ETO’s opera for families and young people, Laika the Spacedog, is performed at Avignon’s Grand Opera in France this Wednesday after winning two Best Production awards last month at the Armel Opera Festival in Szeged, Hungary. Director Tim Yealland wrote a blog at the time about the challenges of taking Laika to Szeged. His post is below.
Imagine arriving with a single half-full transit van at the beautiful theatre in Szeged and parking it next to the enormous trucks of Istanbul Opera. Imagine the sizeable and hefty crew of the theatre hanging about to help unload the van, and seeing one of them peer inside it in disbelief. He gesticulates to his colleagues, who are smoking on the corner, and there is a collective Hungarian version of a guffaw. This is the intimidating beginning of the 36 hours we have to get in, light and rehearse an opera designed for primary school halls, and about to be performed in one of Hungary’s most famous opera houses, and streamed live across Europe by ARTE TV. Luckily there is no knowledge at the moment of how many seats have been sold – we assume that the house will be maybe a third full. Imagine also discovering that day that the piece is in competition for awards with other opera companies from Poland, Serbia and Hungary, as well as from Turkey – and that we are up against the collective might of Stravinsky, Britten and Verdi.
To heighten our sense of paranoia there is the constant presence of the distinguished international judges, not to mention the other juries, and also a seemingly inexhaustible traffic of TV sound, lighting and camera engineers. Our spare moments are spent being interviewed for Hungarian and French TV and radio; there is never a moment without a cameraman or a photographer training a lens in your face. A few months ago the only real pressure on the show was getting large boxes into small school halls, and the only competition was the clatter of dinner ladies clearing up lunch in an adjoining room.

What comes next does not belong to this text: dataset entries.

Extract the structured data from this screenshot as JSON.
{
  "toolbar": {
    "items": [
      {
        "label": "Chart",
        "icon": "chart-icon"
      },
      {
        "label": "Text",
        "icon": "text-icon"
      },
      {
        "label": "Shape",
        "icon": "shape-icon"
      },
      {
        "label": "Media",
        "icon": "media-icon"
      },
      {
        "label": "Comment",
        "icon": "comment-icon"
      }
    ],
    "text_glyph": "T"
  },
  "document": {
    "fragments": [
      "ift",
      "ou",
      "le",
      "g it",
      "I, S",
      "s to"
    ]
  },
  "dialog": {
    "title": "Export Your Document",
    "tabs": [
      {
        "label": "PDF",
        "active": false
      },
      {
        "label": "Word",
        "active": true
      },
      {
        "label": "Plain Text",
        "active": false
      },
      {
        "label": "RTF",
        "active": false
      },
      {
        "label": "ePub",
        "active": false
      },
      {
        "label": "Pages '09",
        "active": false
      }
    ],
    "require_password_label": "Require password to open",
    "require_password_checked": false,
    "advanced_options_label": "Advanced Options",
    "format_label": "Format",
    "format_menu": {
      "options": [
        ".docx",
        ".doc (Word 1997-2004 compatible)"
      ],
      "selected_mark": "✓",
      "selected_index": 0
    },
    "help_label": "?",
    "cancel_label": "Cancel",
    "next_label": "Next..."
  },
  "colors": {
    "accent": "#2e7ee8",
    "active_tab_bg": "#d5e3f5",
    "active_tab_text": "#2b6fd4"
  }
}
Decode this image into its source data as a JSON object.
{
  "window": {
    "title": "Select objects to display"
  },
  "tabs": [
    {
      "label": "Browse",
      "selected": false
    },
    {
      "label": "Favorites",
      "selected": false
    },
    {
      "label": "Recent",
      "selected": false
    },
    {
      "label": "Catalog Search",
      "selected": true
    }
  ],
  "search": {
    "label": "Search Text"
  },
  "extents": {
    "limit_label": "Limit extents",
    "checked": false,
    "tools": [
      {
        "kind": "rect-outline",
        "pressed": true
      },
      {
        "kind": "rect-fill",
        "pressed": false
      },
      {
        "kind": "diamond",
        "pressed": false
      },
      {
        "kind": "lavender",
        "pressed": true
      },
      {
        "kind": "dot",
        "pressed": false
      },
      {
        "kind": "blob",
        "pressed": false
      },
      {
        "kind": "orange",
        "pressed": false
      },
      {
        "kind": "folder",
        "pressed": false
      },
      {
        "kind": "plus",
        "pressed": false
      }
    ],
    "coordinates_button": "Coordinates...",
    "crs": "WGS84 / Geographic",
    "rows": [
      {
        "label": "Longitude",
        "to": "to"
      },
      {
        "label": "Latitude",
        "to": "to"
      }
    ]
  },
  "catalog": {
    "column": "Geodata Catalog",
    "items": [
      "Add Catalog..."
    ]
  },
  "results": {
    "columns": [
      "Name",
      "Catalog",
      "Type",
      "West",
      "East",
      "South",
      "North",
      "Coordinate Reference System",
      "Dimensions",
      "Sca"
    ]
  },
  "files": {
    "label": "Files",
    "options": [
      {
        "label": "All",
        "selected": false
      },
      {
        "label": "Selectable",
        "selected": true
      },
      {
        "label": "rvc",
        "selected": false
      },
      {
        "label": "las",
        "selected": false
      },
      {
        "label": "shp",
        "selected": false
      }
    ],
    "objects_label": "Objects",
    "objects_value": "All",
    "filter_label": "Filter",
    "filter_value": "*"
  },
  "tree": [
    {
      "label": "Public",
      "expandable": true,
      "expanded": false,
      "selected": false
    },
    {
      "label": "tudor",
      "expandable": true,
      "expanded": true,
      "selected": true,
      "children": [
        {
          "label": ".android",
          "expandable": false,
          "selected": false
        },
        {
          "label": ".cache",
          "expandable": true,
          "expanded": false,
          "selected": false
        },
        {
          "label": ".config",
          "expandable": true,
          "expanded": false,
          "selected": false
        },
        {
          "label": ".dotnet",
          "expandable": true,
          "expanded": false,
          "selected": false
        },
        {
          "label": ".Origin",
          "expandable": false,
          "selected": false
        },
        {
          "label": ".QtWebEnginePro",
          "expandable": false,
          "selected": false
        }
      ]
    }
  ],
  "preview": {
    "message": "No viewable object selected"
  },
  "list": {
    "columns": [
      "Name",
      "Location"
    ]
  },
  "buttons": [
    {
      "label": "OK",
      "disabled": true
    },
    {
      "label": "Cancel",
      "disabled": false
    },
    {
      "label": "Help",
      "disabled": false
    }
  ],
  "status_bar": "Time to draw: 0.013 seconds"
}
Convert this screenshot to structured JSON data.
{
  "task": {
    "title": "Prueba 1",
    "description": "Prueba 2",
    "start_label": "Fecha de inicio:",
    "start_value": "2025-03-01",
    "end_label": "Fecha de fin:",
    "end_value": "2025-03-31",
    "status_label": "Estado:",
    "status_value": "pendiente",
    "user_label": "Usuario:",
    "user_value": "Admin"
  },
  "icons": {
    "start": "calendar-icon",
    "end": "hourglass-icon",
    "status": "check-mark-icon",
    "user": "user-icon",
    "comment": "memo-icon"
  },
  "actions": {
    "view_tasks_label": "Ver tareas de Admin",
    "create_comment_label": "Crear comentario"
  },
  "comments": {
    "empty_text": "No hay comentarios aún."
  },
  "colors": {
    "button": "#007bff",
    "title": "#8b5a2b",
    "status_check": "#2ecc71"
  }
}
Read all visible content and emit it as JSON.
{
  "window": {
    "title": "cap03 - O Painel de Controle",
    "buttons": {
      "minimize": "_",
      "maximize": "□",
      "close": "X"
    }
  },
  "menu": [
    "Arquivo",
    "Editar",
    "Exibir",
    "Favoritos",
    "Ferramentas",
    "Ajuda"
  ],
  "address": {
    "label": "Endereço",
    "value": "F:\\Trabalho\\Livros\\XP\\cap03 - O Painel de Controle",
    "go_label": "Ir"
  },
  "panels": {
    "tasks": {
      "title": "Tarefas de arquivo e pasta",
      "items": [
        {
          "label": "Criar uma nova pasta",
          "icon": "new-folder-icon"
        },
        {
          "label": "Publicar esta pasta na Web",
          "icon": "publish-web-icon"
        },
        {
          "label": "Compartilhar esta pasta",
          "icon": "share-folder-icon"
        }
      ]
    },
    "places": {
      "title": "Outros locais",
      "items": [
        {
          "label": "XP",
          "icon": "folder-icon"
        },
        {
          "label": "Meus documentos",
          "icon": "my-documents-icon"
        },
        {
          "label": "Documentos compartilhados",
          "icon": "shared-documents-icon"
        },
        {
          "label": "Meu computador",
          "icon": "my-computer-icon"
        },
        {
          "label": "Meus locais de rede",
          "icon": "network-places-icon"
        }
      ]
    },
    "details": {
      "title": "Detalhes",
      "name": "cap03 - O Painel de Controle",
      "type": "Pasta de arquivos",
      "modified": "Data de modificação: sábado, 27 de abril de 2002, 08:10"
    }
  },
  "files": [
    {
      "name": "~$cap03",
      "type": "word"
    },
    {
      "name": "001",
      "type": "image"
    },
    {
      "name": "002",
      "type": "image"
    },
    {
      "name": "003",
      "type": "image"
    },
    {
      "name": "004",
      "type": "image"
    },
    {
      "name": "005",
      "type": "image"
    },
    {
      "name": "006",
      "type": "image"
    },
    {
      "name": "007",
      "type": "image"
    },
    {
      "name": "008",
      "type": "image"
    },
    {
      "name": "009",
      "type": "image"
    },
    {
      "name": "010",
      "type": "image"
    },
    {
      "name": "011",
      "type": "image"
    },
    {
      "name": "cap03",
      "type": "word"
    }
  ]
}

So it’s now the evening of the show. 30 minutes before curtain up I go front-of-house, and see about half-a-dozen people, which confirms my suspicions about audience numbers. 5 minutes to go and I am back to join them. The house is packed. It’s full of smartly-dressed and clearly knowledgeable grown-ups rather than kids. A young couple are fighting over the last remaining seats in the stalls. Have they got a clue about what they are going to see? The show goes well though and the audience clearly enjoy it. The front left leg of the main Laika puppet falls off just at the beginning of the curtain call, noticed only by me and Maciek the puppeteer, but timed – considering the anguishing story – in the most astonishing way.
Cut to the following evening. It’s the awards gala – the nine competition singers, most of whom we have heard warming up every day in the hotel, are each singing tonight, and two will get prizes, for best male and female vocalist. The singers have all performed in earlier rounds, as well as in the productions of the Festival. Two excellent French singers took lead roles in Laika. The 100 piece Szeged Symphony Orchestra is onstage and looking dashing. Giant candelabra are already dripping hot wax onto the thin TV cables running underneath them. The competition juries and judges are in their boxes and suited, and live transmission begins in 5 minutes.
Russell and I are seated in the two stalls seats nearest to the steps onto the stage and we sense something is up. Betti, our delightful interpreter, whispers that if it is announced that we have won the main prize we should use those very steps. Ah. Ambitious and greedy thoughts speed through one’s head, and indeed after the first set of arias the local University Jury give us their best production award, and a long speech in Hungarian leaves us publicly flummoxed. Thinking this is a pat-on-the-head prize for good pedagogical intentions we relax, until the impressive International Jury step onto the stage, and things also turn our way. In the after–show party one judge, effusive and genuine, mentions that he originally thought the idea of presenting Laika the Spacedog in this context was totally daft – a thought entirely echoed by me.